SpaceX eyes March 14 for next Starship test flight

SpaceX is aiming to launch its massive Starship rocket for the third time as soon as March 14, the company confirmed in a social media post Wednesday.

SpaceX is still awaiting regulatory approval from the Federal Aviation Administration for the launch, without which Starship will remain grounded. But even though the FAA has yet to give SpaceX the green light for the next mission, there are signs that the company has been anticipating receiving it — soon. Just this past weekend, teams at the Starbase facility in southwest Texas completed a critical “wet dress” rehearsal for launch, loading the nearly 400-foot-tall rocket with more than 10 million pounds of propellant and practicing the countdown sequence to T-minus 10 seconds.

The FAA further confirmed late last month that it had completed its investigation into SpaceX’s second Starship launch, with regulators saying at the time that the company had to complete 17 “corrective actions” before issuing a modified license for launch. Provided that those are rubber stamped within the next week or so, the company should make its March 14 target date.

SpaceX conducted the first Starship orbital flight test last April; there was a seven-month gap between it and the second test, which took place last November. Both ended with mid-air explosions of the Super Heavy booster and the upper stage (which is also called Starship). Despite these catastrophic conclusions, the second test went notably farther than the first, with the company demonstrating a handful of key technologies it was unable to execute the first time around.

No doubt the company is hoping to keep up that trend, though this third test introduces a handful of new, very ambitious objectives, including a propellant transfer demonstration during the Starship upper stage’s coasting phase and the first-ever relight of a Raptor engine in space. Propellant transfer in particular is a key capability that the company must master to complete its multibillion-dollar missions to the moon for NASA.

For the most part, the upcoming launch will have the same basic mission profile. If all goes to plan, the order of operations should go something like this: Shortly after launch, the Super Heavy booster will separate from the Starship using a novel “hot staging” separation technique that involves the upper stage lighting its engines to push away the booster. That booster will then complete its own “boost back burn,” similar to how Falcon 9 boosters return to Earth, and splash down in the Gulf of Mexico.

Meanwhile, the Starship upper stage will continue its ascent to orbit. Once it reaches orbital velocity, it will cut off its engine and coast almost the entire way around the world before also splashing down in the ocean. As opposed to the first two missions, this time around the company will fly a new trajectory that would have Starship splashing down in the Indian Ocean (as opposed to the Pacific, near Hawaii), to attempt that Raptor engine relight in space.

On its website, SpaceX emphasizes that this mission is part of a test program to enable the company to collect data on the vehicle’s performance in a real flight environment.
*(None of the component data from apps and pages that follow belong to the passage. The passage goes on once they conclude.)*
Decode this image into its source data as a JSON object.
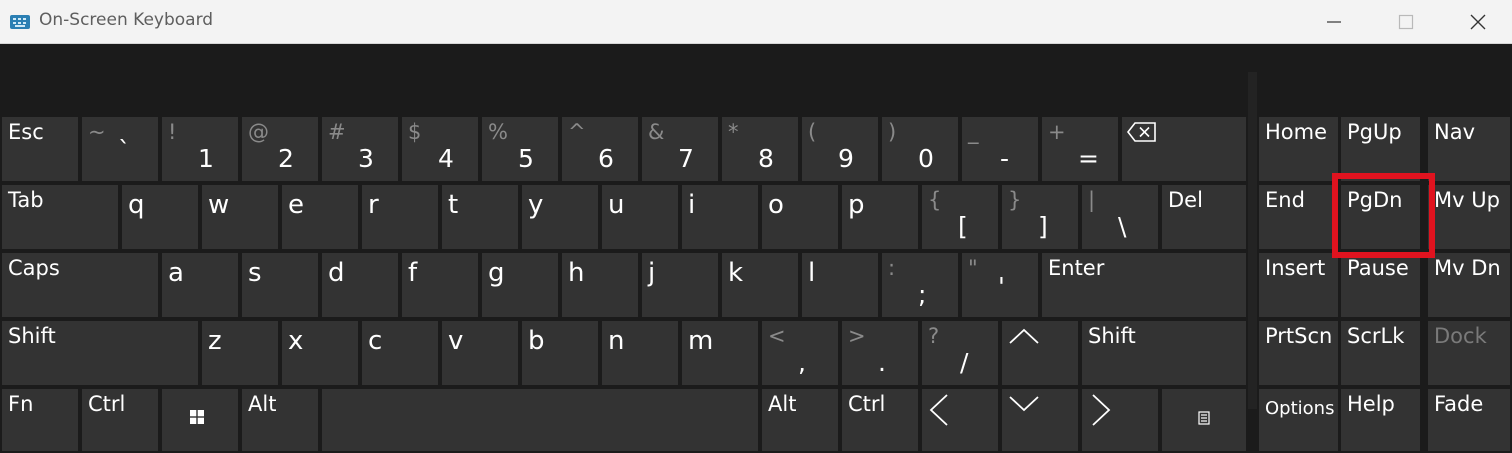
{
  "window": {
    "title": "On-Screen Keyboard",
    "icon": "keyboard-icon",
    "controls": [
      "minimize-icon",
      "maximize-icon",
      "close-icon"
    ]
  },
  "keys": {
    "row1": {
      "esc": "Esc",
      "tilde": {
        "shift": "~",
        "base": "`"
      },
      "k1": {
        "shift": "!",
        "base": "1"
      },
      "k2": {
        "shift": "@",
        "base": "2"
      },
      "k3": {
        "shift": "#",
        "base": "3"
      },
      "k4": {
        "shift": "$",
        "base": "4"
      },
      "k5": {
        "shift": "%",
        "base": "5"
      },
      "k6": {
        "shift": "^",
        "base": "6"
      },
      "k7": {
        "shift": "&",
        "base": "7"
      },
      "k8": {
        "shift": "*",
        "base": "8"
      },
      "k9": {
        "shift": "(",
        "base": "9"
      },
      "k0": {
        "shift": ")",
        "base": "0"
      },
      "minus": {
        "shift": "_",
        "base": "-"
      },
      "equals": {
        "shift": "+",
        "base": "="
      },
      "backspace": "backspace-icon"
    },
    "row2": {
      "tab": "Tab",
      "letters": [
        "q",
        "w",
        "e",
        "r",
        "t",
        "y",
        "u",
        "i",
        "o",
        "p"
      ],
      "lbracket": {
        "shift": "{",
        "base": "["
      },
      "rbracket": {
        "shift": "}",
        "base": "]"
      },
      "backslash": {
        "shift": "|",
        "base": "\\"
      },
      "del": "Del"
    },
    "row3": {
      "caps": "Caps",
      "letters": [
        "a",
        "s",
        "d",
        "f",
        "g",
        "h",
        "j",
        "k",
        "l"
      ],
      "semicolon": {
        "shift": ":",
        "base": ";"
      },
      "quote": {
        "shift": "\"",
        "base": "'"
      },
      "enter": "Enter"
    },
    "row4": {
      "lshift": "Shift",
      "letters": [
        "z",
        "x",
        "c",
        "v",
        "b",
        "n",
        "m"
      ],
      "comma": {
        "shift": "<",
        "base": ","
      },
      "period": {
        "shift": ">",
        "base": "."
      },
      "slash": {
        "shift": "?",
        "base": "/"
      },
      "up": "arrow-up-icon",
      "rshift": "Shift"
    },
    "row5": {
      "fn": "Fn",
      "lctrl": "Ctrl",
      "win": "windows-icon",
      "lalt": "Alt",
      "space": "",
      "ralt": "Alt",
      "rctrl": "Ctrl",
      "left": "arrow-left-icon",
      "down": "arrow-down-icon",
      "right": "arrow-right-icon",
      "menu": "menu-icon"
    },
    "nav": {
      "home": "Home",
      "pgup": "PgUp",
      "navkey": "Nav",
      "end": "End",
      "pgdn": "PgDn",
      "mvup": "Mv Up",
      "insert": "Insert",
      "pause": "Pause",
      "mvdn": "Mv Dn",
      "prtscn": "PrtScn",
      "scrlk": "ScrLk",
      "dock": "Dock",
      "options": "Options",
      "help": "Help",
      "fade": "Fade"
    }
  },
  "highlighted_key": "PgDn",
  "colors": {
    "titlebar": "#f3f3f3",
    "background": "#1b1b1b",
    "key": "#333333",
    "key_text": "#ffffff",
    "secondary_text": "#8a8a8a",
    "highlight": "#e0131f"
  }
}
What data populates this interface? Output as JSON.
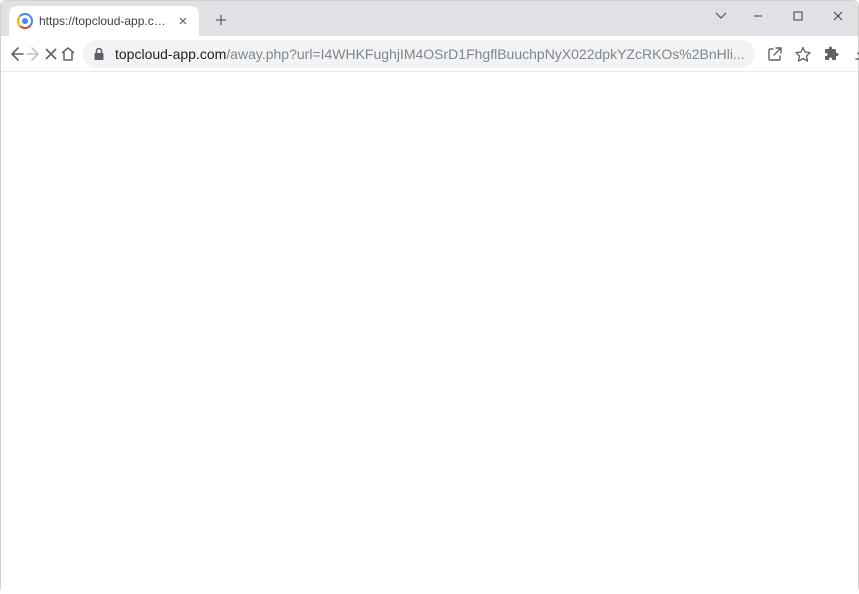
{
  "tab": {
    "title": "https://topcloud-app.com/away"
  },
  "url": {
    "domain": "topcloud-app.com",
    "path": "/away.php?url=I4WHKFughjIM4OSrD1FhgflBuuchpNyX022dpkYZcRKOs%2BnHli..."
  }
}
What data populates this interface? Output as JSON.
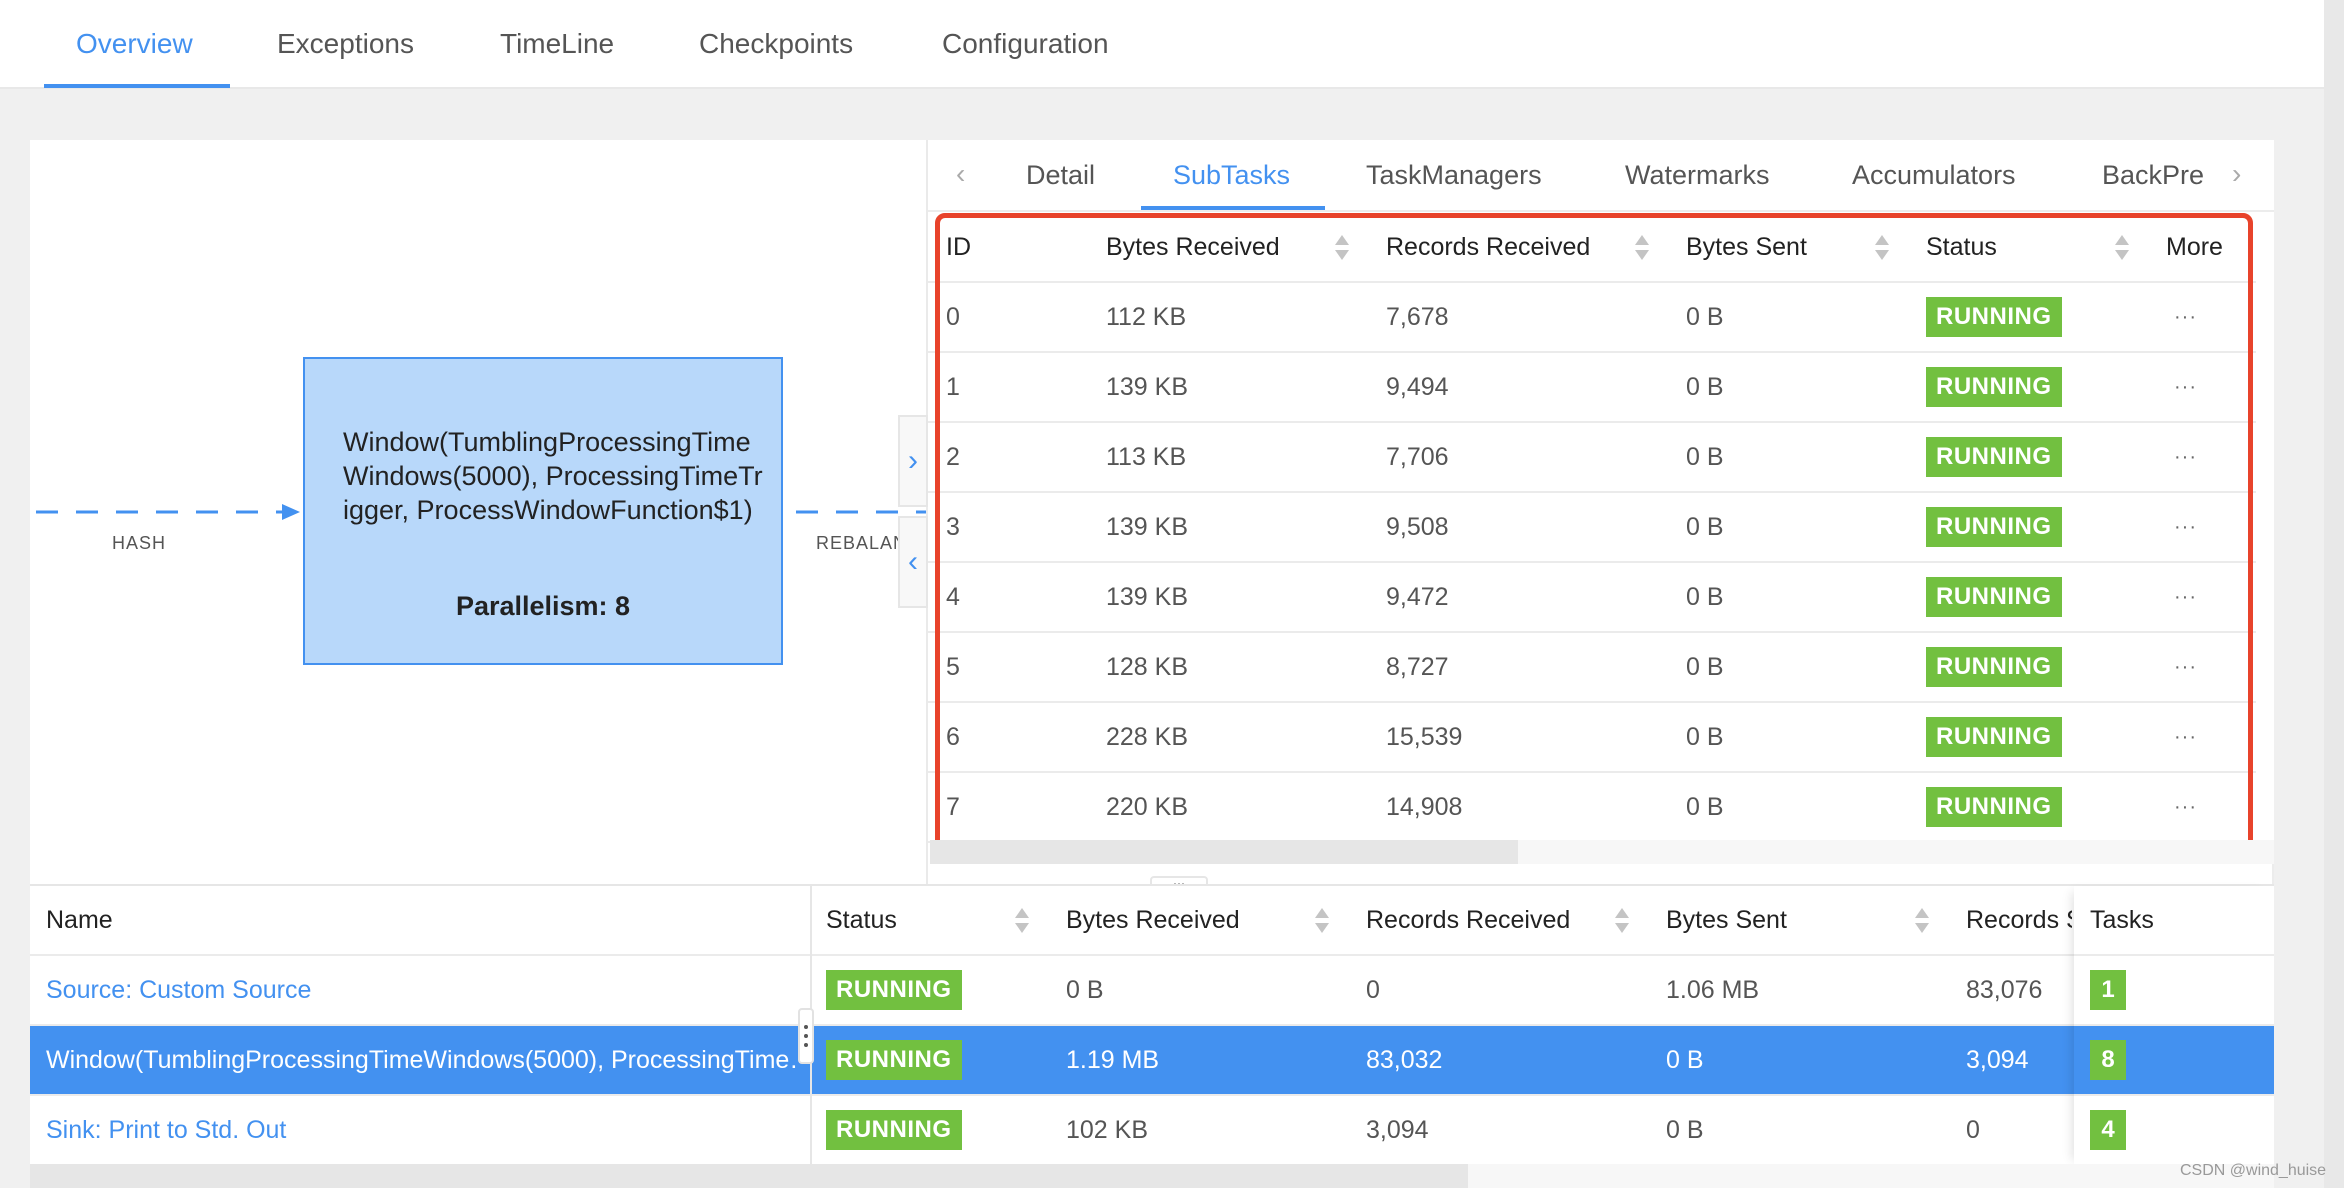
{
  "top_tabs": [
    {
      "label": "Overview",
      "active": true
    },
    {
      "label": "Exceptions",
      "active": false
    },
    {
      "label": "TimeLine",
      "active": false
    },
    {
      "label": "Checkpoints",
      "active": false
    },
    {
      "label": "Configuration",
      "active": false
    }
  ],
  "graph": {
    "node": {
      "title": "Window(TumblingProcessingTimeWindows(5000), ProcessingTimeTrigger, ProcessWindowFunction$1)",
      "parallelism": "Parallelism: 8"
    },
    "edges": [
      {
        "label": "HASH"
      },
      {
        "label": "REBALANCE"
      }
    ],
    "expand_icon": "chevron-right-icon",
    "collapse_icon": "chevron-left-icon"
  },
  "panel": {
    "prev_icon": "chevron-left-icon",
    "next_icon": "chevron-right-icon",
    "tabs": [
      {
        "label": "Detail",
        "active": false
      },
      {
        "label": "SubTasks",
        "active": true
      },
      {
        "label": "TaskManagers",
        "active": false
      },
      {
        "label": "Watermarks",
        "active": false
      },
      {
        "label": "Accumulators",
        "active": false
      },
      {
        "label": "BackPre",
        "active": false
      }
    ],
    "subtasks": {
      "columns": [
        "ID",
        "Bytes Received",
        "Records Received",
        "Bytes Sent",
        "Status",
        "More"
      ],
      "rows": [
        {
          "id": "0",
          "bytes_received": "112 KB",
          "records_received": "7,678",
          "bytes_sent": "0 B",
          "status": "RUNNING",
          "more": "···"
        },
        {
          "id": "1",
          "bytes_received": "139 KB",
          "records_received": "9,494",
          "bytes_sent": "0 B",
          "status": "RUNNING",
          "more": "···"
        },
        {
          "id": "2",
          "bytes_received": "113 KB",
          "records_received": "7,706",
          "bytes_sent": "0 B",
          "status": "RUNNING",
          "more": "···"
        },
        {
          "id": "3",
          "bytes_received": "139 KB",
          "records_received": "9,508",
          "bytes_sent": "0 B",
          "status": "RUNNING",
          "more": "···"
        },
        {
          "id": "4",
          "bytes_received": "139 KB",
          "records_received": "9,472",
          "bytes_sent": "0 B",
          "status": "RUNNING",
          "more": "···"
        },
        {
          "id": "5",
          "bytes_received": "128 KB",
          "records_received": "8,727",
          "bytes_sent": "0 B",
          "status": "RUNNING",
          "more": "···"
        },
        {
          "id": "6",
          "bytes_received": "228 KB",
          "records_received": "15,539",
          "bytes_sent": "0 B",
          "status": "RUNNING",
          "more": "···"
        },
        {
          "id": "7",
          "bytes_received": "220 KB",
          "records_received": "14,908",
          "bytes_sent": "0 B",
          "status": "RUNNING",
          "more": "···"
        }
      ]
    }
  },
  "resize_handle": "···",
  "vertices": {
    "columns": [
      "Name",
      "Status",
      "Bytes Received",
      "Records Received",
      "Bytes Sent",
      "Records Sent",
      "Tasks"
    ],
    "rows": [
      {
        "name": "Source: Custom Source",
        "status": "RUNNING",
        "bytes_received": "0 B",
        "records_received": "0",
        "bytes_sent": "1.06 MB",
        "records_sent": "83,076",
        "tasks": "1",
        "selected": false
      },
      {
        "name": "Window(TumblingProcessingTimeWindows(5000), ProcessingTime…",
        "status": "RUNNING",
        "bytes_received": "1.19 MB",
        "records_received": "83,032",
        "bytes_sent": "0 B",
        "records_sent": "3,094",
        "tasks": "8",
        "selected": true
      },
      {
        "name": "Sink: Print to Std. Out",
        "status": "RUNNING",
        "bytes_received": "102 KB",
        "records_received": "3,094",
        "bytes_sent": "0 B",
        "records_sent": "0",
        "tasks": "4",
        "selected": false
      }
    ]
  },
  "colors": {
    "accent": "#4391f0",
    "running": "#72c040",
    "highlight_box": "#e8432b",
    "node_fill": "#b8d8fa"
  },
  "watermark": "CSDN @wind_huise"
}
“This rapid iterative development approach has been the basis for all of SpaceX’s major innovative advancements, including Falcon, Dragon, and Starlink,” the company says. “Recursive improvement is essential as we work to build a fully reusable transportation system capable of carrying both crew and cargo to Earth orbit, help humanity return to the Moon, and ultimately travel to Mars and beyond.”